==== Supplied records
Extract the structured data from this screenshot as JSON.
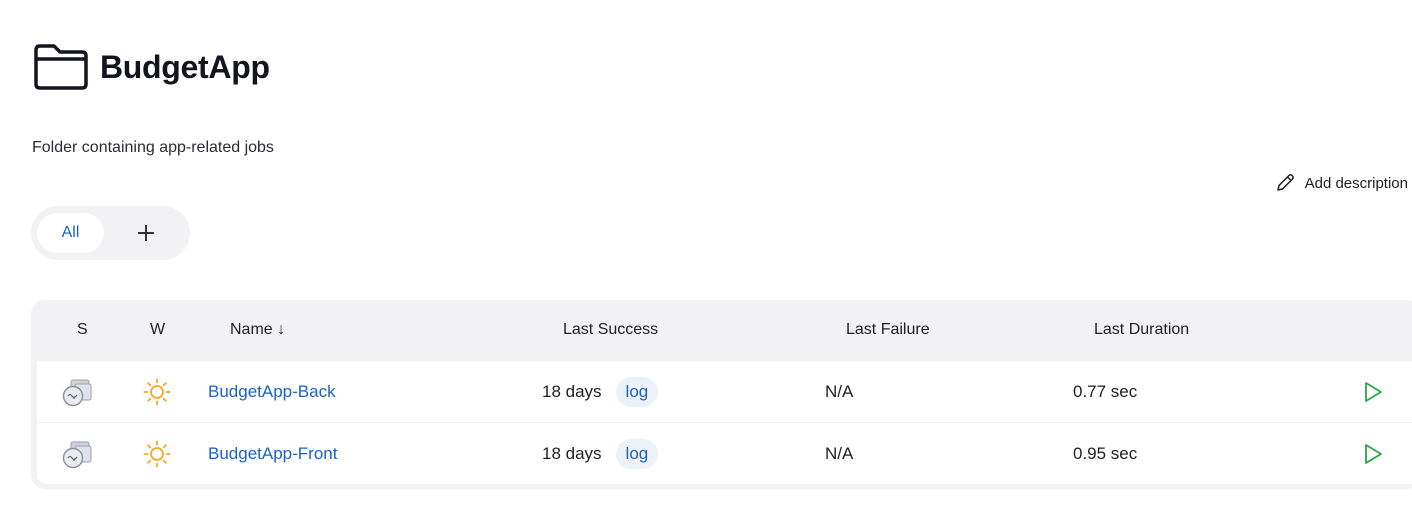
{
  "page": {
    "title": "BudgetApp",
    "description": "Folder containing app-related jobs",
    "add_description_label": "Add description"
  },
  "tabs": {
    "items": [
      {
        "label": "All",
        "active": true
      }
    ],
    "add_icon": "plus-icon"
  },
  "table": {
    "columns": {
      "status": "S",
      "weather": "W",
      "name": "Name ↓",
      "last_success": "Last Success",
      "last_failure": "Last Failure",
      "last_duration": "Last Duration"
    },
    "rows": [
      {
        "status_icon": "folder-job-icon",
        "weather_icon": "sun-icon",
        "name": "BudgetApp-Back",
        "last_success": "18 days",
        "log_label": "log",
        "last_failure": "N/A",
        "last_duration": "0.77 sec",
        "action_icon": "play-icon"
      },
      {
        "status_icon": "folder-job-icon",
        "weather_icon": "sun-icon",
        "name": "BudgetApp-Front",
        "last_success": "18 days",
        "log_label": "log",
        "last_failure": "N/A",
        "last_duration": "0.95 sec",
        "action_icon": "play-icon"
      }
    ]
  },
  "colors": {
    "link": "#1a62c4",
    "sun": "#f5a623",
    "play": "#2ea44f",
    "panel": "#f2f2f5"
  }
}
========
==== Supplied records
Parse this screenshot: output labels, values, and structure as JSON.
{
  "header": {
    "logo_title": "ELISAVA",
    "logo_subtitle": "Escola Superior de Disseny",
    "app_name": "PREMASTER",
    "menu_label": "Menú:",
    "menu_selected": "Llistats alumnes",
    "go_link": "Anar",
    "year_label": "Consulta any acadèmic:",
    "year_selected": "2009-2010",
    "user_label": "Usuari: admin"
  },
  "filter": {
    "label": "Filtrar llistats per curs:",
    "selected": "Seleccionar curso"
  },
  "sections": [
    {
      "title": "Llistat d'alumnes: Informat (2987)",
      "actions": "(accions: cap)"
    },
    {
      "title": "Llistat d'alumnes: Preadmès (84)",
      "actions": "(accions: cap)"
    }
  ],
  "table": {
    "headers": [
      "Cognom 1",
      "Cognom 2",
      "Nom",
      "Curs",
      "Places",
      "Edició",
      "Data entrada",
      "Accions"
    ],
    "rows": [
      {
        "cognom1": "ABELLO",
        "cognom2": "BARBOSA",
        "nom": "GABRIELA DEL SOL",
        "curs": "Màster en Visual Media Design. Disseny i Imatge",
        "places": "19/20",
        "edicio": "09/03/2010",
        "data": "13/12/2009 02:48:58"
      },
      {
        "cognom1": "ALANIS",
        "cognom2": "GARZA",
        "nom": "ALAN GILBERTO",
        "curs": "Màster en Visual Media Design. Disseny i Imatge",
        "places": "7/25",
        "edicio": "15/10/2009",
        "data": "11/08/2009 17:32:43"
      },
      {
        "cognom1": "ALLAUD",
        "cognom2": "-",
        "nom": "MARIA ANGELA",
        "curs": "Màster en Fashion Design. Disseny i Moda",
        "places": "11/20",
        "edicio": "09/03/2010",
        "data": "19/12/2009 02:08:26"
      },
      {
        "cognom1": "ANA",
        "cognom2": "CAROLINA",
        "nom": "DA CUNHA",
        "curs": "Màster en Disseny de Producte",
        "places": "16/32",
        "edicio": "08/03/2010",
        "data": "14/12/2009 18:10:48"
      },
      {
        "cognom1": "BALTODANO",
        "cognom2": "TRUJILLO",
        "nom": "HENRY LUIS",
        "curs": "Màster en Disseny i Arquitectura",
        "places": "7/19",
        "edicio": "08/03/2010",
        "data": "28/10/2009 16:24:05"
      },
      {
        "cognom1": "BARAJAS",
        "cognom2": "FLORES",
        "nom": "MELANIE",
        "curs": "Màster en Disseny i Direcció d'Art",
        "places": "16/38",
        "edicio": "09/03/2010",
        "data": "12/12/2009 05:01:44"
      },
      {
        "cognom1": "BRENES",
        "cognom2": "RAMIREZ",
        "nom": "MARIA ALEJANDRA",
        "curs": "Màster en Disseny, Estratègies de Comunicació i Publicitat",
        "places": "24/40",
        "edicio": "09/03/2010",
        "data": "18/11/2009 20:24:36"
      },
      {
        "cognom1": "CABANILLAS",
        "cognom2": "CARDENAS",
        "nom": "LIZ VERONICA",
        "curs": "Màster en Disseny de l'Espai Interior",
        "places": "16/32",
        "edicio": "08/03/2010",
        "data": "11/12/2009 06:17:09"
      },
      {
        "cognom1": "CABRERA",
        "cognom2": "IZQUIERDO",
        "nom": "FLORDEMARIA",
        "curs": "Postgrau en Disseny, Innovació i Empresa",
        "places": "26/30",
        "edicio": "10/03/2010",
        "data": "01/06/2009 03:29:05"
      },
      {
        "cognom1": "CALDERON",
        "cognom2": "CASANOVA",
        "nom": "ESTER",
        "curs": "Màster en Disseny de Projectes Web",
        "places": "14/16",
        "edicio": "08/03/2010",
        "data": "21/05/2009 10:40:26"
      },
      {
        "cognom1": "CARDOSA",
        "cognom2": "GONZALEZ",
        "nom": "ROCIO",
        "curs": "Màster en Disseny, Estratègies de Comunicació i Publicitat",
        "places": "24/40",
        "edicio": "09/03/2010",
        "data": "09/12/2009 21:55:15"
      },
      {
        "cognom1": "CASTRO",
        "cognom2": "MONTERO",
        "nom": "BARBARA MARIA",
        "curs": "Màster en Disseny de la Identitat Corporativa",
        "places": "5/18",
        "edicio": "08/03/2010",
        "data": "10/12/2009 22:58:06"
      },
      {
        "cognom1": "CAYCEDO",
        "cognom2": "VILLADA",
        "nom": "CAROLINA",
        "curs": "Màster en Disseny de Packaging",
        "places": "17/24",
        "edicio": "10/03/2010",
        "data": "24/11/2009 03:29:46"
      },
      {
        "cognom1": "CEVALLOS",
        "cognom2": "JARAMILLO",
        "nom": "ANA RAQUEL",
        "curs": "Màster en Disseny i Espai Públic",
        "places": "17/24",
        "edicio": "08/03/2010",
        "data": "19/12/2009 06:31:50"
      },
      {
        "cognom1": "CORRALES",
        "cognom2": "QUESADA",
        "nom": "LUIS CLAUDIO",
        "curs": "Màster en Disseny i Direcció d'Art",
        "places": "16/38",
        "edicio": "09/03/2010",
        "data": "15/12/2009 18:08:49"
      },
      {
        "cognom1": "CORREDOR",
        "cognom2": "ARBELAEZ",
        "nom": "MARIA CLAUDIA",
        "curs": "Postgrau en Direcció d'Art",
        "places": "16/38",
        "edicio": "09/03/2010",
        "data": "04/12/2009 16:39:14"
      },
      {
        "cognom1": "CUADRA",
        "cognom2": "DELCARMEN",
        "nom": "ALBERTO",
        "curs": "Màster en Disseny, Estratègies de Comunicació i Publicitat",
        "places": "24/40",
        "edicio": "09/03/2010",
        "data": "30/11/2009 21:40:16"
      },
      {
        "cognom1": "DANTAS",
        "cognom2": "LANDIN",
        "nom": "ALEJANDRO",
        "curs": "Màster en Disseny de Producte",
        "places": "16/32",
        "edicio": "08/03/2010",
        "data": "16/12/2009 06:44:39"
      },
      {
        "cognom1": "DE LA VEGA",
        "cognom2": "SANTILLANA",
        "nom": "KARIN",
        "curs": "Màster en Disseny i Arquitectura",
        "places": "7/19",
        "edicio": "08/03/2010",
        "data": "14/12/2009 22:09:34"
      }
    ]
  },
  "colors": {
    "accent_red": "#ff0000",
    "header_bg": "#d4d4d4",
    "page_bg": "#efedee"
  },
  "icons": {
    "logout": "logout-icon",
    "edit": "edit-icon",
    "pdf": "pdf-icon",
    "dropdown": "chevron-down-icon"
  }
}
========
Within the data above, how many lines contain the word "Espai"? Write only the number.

* Output *
2